__SUPPLIED DATA__.
"""
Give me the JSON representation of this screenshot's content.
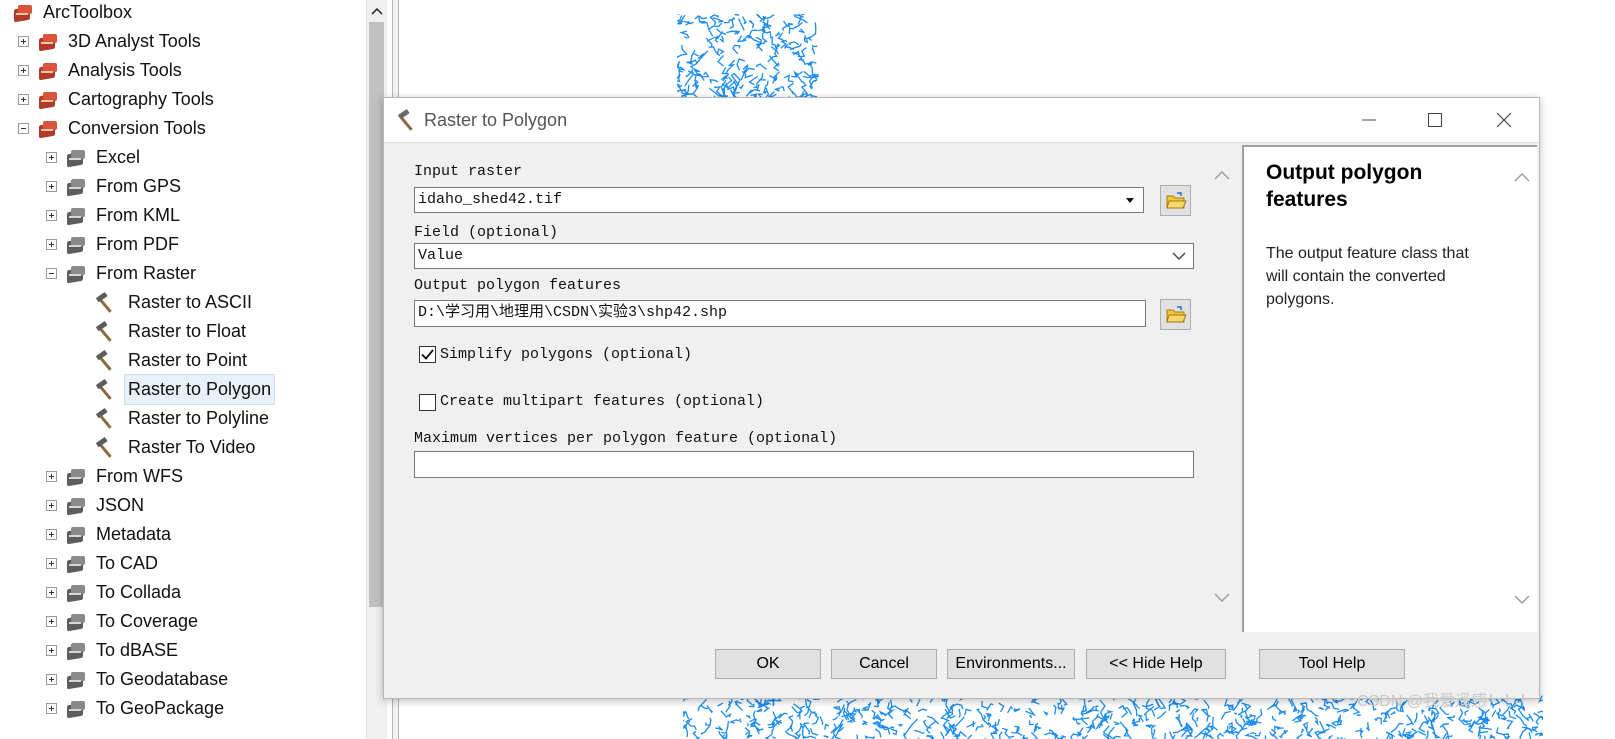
{
  "toolbox": {
    "root_label": "ArcToolbox",
    "items": [
      {
        "label": "3D Analyst Tools",
        "expander": "plus",
        "icon": "red"
      },
      {
        "label": "Analysis Tools",
        "expander": "plus",
        "icon": "red"
      },
      {
        "label": "Cartography Tools",
        "expander": "plus",
        "icon": "red"
      },
      {
        "label": "Conversion Tools",
        "expander": "minus",
        "icon": "red"
      },
      {
        "label": "Excel",
        "expander": "plus",
        "icon": "gray"
      },
      {
        "label": "From GPS",
        "expander": "plus",
        "icon": "gray"
      },
      {
        "label": "From KML",
        "expander": "plus",
        "icon": "gray"
      },
      {
        "label": "From PDF",
        "expander": "plus",
        "icon": "gray"
      },
      {
        "label": "From Raster",
        "expander": "minus",
        "icon": "gray"
      },
      {
        "label": "Raster to ASCII",
        "expander": "none",
        "icon": "hammer"
      },
      {
        "label": "Raster to Float",
        "expander": "none",
        "icon": "hammer"
      },
      {
        "label": "Raster to Point",
        "expander": "none",
        "icon": "hammer"
      },
      {
        "label": "Raster to Polygon",
        "expander": "none",
        "icon": "hammer",
        "selected": true
      },
      {
        "label": "Raster to Polyline",
        "expander": "none",
        "icon": "hammer"
      },
      {
        "label": "Raster To Video",
        "expander": "none",
        "icon": "hammer"
      },
      {
        "label": "From WFS",
        "expander": "plus",
        "icon": "gray"
      },
      {
        "label": "JSON",
        "expander": "plus",
        "icon": "gray"
      },
      {
        "label": "Metadata",
        "expander": "plus",
        "icon": "gray"
      },
      {
        "label": "To CAD",
        "expander": "plus",
        "icon": "gray"
      },
      {
        "label": "To Collada",
        "expander": "plus",
        "icon": "gray"
      },
      {
        "label": "To Coverage",
        "expander": "plus",
        "icon": "gray"
      },
      {
        "label": "To dBASE",
        "expander": "plus",
        "icon": "gray"
      },
      {
        "label": "To Geodatabase",
        "expander": "plus",
        "icon": "gray"
      },
      {
        "label": "To GeoPackage",
        "expander": "plus",
        "icon": "gray"
      }
    ]
  },
  "dialog": {
    "title": "Raster to Polygon",
    "params": {
      "input_raster_label": "Input raster",
      "input_raster_value": "idaho_shed42.tif",
      "field_label": "Field (optional)",
      "field_value": "Value",
      "output_label": "Output polygon features",
      "output_value": "D:\\学习用\\地理用\\CSDN\\实验3\\shp42.shp",
      "simplify_label": "Simplify polygons (optional)",
      "simplify_checked": true,
      "multipart_label": "Create multipart features (optional)",
      "multipart_checked": false,
      "max_vertices_label": "Maximum vertices per polygon feature (optional)",
      "max_vertices_value": ""
    },
    "help": {
      "title": "Output polygon features",
      "text": "The output feature class that will contain the converted polygons."
    },
    "buttons": {
      "ok": "OK",
      "cancel": "Cancel",
      "environments": "Environments...",
      "hide_help": "<< Hide Help",
      "tool_help": "Tool Help"
    }
  },
  "watermark": "CSDN @我爱遥感！！！",
  "colors": {
    "map_features": "#1a8cf0",
    "selection_bg": "#e8f0fa",
    "toolbox_red": "#b23a2a"
  }
}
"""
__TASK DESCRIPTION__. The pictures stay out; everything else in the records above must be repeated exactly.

__ANSWER BOX__.
Give me the JSON representation of this screenshot's content.
{
  "toolbox": {
    "root_label": "ArcToolbox",
    "items": [
      {
        "label": "3D Analyst Tools",
        "expander": "plus",
        "icon": "red"
      },
      {
        "label": "Analysis Tools",
        "expander": "plus",
        "icon": "red"
      },
      {
        "label": "Cartography Tools",
        "expander": "plus",
        "icon": "red"
      },
      {
        "label": "Conversion Tools",
        "expander": "minus",
        "icon": "red"
      },
      {
        "label": "Excel",
        "expander": "plus",
        "icon": "gray"
      },
      {
        "label": "From GPS",
        "expander": "plus",
        "icon": "gray"
      },
      {
        "label": "From KML",
        "expander": "plus",
        "icon": "gray"
      },
      {
        "label": "From PDF",
        "expander": "plus",
        "icon": "gray"
      },
      {
        "label": "From Raster",
        "expander": "minus",
        "icon": "gray"
      },
      {
        "label": "Raster to ASCII",
        "expander": "none",
        "icon": "hammer"
      },
      {
        "label": "Raster to Float",
        "expander": "none",
        "icon": "hammer"
      },
      {
        "label": "Raster to Point",
        "expander": "none",
        "icon": "hammer"
      },
      {
        "label": "Raster to Polygon",
        "expander": "none",
        "icon": "hammer",
        "selected": true
      },
      {
        "label": "Raster to Polyline",
        "expander": "none",
        "icon": "hammer"
      },
      {
        "label": "Raster To Video",
        "expander": "none",
        "icon": "hammer"
      },
      {
        "label": "From WFS",
        "expander": "plus",
        "icon": "gray"
      },
      {
        "label": "JSON",
        "expander": "plus",
        "icon": "gray"
      },
      {
        "label": "Metadata",
        "expander": "plus",
        "icon": "gray"
      },
      {
        "label": "To CAD",
        "expander": "plus",
        "icon": "gray"
      },
      {
        "label": "To Collada",
        "expander": "plus",
        "icon": "gray"
      },
      {
        "label": "To Coverage",
        "expander": "plus",
        "icon": "gray"
      },
      {
        "label": "To dBASE",
        "expander": "plus",
        "icon": "gray"
      },
      {
        "label": "To Geodatabase",
        "expander": "plus",
        "icon": "gray"
      },
      {
        "label": "To GeoPackage",
        "expander": "plus",
        "icon": "gray"
      }
    ]
  },
  "dialog": {
    "title": "Raster to Polygon",
    "params": {
      "input_raster_label": "Input raster",
      "input_raster_value": "idaho_shed42.tif",
      "field_label": "Field (optional)",
      "field_value": "Value",
      "output_label": "Output polygon features",
      "output_value": "D:\\学习用\\地理用\\CSDN\\实验3\\shp42.shp",
      "simplify_label": "Simplify polygons (optional)",
      "simplify_checked": true,
      "multipart_label": "Create multipart features (optional)",
      "multipart_checked": false,
      "max_vertices_label": "Maximum vertices per polygon feature (optional)",
      "max_vertices_value": ""
    },
    "help": {
      "title": "Output polygon features",
      "text": "The output feature class that will contain the converted polygons."
    },
    "buttons": {
      "ok": "OK",
      "cancel": "Cancel",
      "environments": "Environments...",
      "hide_help": "<< Hide Help",
      "tool_help": "Tool Help"
    }
  },
  "watermark": "CSDN @我爱遥感！！！",
  "colors": {
    "map_features": "#1a8cf0",
    "selection_bg": "#e8f0fa",
    "toolbox_red": "#b23a2a"
  }
}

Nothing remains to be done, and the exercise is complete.